It was when he read the great golf teacher Harvey Penick’s ‘Little Red Book’ that he was inspired to take up teaching golf in his retirement. He recalls the story of Penick(1904 – 1995), who one day was working in the golf shop and was told to rush out and see this young man named Sam Snead hit golf balls. At the time, Harvey was himself interested in playing golf professionally. But when he saw Sam Snead’s swing, and heard the crack of the club head hitting the ball (it sounded like a rifle), he realized it would be a better move to teach and coach golf rather than compete with the sharpshooters like Sam Snead.
Around that time, my dad would watch a man who was 81 years old play multiple times in a week, pulling his bag on a cart. My dad said to himself, “That’s what I want to be doing when I’m 81!”This dedicated man, and Harvey Penick’s story, encouraged my dad to pursue teaching golf in his retirement.
So the month he retired from his career in industrial supply sales, my dad traveled to Arizona where he took a course in how to become a golf teacher. He passed easily, including the playing ability test (at the age of 61, he had to shoot 81 to pass, which is precisely what he did), and went to his home course and immediately began teaching golf, mainly group-clinics.
Golf has probably kept more people sane than psychiatrists have.
The irony of this story is that, rather than following in my dad’s footsteps, my dad followed in my footsteps. I became a golf professional when my dad was still working full-time, and after I ‘retired’ from teaching golf and was preparing to move to Africa, he took up teaching. He is proof that it is never too late to start. He now publishes a golf tip online twice a month [www.yourgolfbud.blogspot.com], and over the 16 years of teaching golf, he has some great stories to tell of golf for the ages.
One day a woman asked my dad for a lesson.
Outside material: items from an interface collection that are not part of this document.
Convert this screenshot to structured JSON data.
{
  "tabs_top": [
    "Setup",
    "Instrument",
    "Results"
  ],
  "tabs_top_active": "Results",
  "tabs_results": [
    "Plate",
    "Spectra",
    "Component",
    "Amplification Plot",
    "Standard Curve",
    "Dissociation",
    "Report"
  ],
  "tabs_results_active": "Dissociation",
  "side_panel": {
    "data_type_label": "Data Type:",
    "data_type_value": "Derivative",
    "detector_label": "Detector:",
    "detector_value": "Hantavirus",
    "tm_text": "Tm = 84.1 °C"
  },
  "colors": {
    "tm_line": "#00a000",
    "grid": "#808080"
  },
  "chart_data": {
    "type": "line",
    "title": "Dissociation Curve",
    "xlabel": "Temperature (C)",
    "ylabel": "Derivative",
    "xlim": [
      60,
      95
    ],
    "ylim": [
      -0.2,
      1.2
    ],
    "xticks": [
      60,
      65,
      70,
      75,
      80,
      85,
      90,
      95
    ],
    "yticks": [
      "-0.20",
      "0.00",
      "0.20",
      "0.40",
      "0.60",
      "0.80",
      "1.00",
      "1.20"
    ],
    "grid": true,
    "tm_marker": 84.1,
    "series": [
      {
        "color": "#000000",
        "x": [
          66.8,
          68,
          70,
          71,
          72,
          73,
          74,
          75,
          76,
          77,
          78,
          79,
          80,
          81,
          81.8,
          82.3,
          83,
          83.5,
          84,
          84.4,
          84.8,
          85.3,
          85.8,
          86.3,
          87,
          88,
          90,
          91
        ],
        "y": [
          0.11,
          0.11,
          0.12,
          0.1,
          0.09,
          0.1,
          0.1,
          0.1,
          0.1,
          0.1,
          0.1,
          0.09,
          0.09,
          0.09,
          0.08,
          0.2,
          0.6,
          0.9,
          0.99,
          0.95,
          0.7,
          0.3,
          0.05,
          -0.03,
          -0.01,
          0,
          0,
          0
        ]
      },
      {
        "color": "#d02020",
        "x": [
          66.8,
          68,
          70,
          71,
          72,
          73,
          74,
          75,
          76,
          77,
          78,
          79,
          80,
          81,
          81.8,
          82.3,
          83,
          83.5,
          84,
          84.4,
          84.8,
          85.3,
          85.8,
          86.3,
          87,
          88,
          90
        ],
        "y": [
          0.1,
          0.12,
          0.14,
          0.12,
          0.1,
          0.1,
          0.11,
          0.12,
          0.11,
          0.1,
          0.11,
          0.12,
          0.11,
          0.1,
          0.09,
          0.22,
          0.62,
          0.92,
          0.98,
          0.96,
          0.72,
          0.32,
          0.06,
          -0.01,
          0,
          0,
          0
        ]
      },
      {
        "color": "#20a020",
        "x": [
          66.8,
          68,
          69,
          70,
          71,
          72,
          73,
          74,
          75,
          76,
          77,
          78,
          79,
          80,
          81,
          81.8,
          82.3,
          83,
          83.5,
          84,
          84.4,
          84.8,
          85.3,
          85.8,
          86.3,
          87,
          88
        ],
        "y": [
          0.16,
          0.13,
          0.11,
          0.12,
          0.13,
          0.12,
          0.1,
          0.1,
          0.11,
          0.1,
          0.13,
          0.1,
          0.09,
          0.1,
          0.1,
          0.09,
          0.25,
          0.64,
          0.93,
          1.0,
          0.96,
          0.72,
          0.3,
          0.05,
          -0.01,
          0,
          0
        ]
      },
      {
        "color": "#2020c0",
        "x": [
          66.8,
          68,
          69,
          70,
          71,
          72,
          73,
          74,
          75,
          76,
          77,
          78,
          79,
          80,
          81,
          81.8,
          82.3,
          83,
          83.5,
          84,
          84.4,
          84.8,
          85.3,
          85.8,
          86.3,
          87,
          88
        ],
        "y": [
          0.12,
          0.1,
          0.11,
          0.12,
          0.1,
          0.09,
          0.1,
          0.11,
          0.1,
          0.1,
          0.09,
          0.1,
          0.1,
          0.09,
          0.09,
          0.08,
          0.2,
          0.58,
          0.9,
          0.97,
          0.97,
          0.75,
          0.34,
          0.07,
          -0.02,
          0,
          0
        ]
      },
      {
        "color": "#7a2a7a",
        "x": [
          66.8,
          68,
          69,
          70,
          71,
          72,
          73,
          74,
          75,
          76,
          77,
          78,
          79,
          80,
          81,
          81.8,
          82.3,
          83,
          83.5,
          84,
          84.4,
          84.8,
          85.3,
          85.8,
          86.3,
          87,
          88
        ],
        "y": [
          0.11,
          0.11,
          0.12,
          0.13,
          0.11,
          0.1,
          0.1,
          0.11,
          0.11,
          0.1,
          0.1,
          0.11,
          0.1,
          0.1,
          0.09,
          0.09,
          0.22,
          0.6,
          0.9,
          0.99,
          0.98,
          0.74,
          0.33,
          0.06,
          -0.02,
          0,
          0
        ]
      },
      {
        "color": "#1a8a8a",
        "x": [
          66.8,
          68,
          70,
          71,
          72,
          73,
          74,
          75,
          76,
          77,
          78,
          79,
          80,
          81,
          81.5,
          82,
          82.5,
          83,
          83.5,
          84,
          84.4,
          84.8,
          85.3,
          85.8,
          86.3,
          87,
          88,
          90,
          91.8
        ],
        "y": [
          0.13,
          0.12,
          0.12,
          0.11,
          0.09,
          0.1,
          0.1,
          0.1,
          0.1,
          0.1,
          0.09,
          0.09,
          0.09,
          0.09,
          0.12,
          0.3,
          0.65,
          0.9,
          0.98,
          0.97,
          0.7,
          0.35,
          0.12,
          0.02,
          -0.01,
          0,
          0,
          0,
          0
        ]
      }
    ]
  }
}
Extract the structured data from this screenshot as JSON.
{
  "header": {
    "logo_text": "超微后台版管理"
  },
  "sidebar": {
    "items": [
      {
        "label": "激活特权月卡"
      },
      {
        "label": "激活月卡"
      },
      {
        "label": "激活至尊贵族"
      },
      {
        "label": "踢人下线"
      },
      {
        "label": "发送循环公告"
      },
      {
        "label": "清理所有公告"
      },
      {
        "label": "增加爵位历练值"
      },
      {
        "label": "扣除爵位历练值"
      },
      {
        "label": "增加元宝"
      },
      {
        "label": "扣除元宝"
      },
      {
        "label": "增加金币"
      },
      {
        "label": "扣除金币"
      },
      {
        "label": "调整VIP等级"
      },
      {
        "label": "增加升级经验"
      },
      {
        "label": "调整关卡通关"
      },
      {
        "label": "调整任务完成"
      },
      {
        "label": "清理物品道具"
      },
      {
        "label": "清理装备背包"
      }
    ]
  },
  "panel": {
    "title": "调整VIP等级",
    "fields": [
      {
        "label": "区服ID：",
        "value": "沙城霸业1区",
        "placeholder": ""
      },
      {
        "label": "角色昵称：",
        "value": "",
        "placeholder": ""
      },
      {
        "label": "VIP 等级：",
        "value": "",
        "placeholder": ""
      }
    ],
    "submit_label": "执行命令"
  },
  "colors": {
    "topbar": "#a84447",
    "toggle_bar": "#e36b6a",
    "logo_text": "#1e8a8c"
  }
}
After seeing her hit a few balls he asked to see her hands. He discovered that they were blistered beyond belief. He told her that he wouldn’t work with her until her hands healed. After a week she returned with healed hands, and then he got her to grip the club gently. Soon she was hitting the ball without pain. She was 90 years-old. She had such success that her 95 year-old ‘boyfriend’ was inspired to have a lesson, too. It is never too late to work on your game.
The older I get, the better I used to be.
~ Lee Trevino
Since I am now 50, I did a little research. I learned that for $200 I can enter a 72-hole pre-qualifying event with 143 other guys over 50. And if I am in the top-10 of that regional event, then I will be entered into the 72-hole qualifying event with 143 other guys from around the world who have also qualified. Then from those top-tier ‘senior’ players, the top five are exempt to play on the PGA Champions Tour for the following year, while the next seven get conditional exemptions. I begin to wonder if I have a chance.
But I think, like Harvey Penick, I would have to take just one look at major tournament winners Fred Couples or Tom Lehman hitting just one ball before I would realize that I have a better chance to become a rock star.
Instead I think I will take my extra time and, along with my dad, get my own kids fully engaged in this game of a lifetime. Noah is my youngest; he is five. He’s already hitting the ball well. Unfortunately, he won’t ever be able to break the world record for the youngest to have a hole-in-one. That belongs to Christian Carpenter. He was 4 years old.
cap: WHIZZKID: HUMBLE BEGINNINGS: A teenage Tiger Woods cuts a relaxed pose in his early days on the USPGA & European Tour.
cap: SHOW-TIME: Legendary Lee Trevino, who went from earning a few dollars by finding golf balls to help support his mother, sisters and grandfather to PGA Tour money leader at the age of 31. He was also one of golf’s flashiest showmen.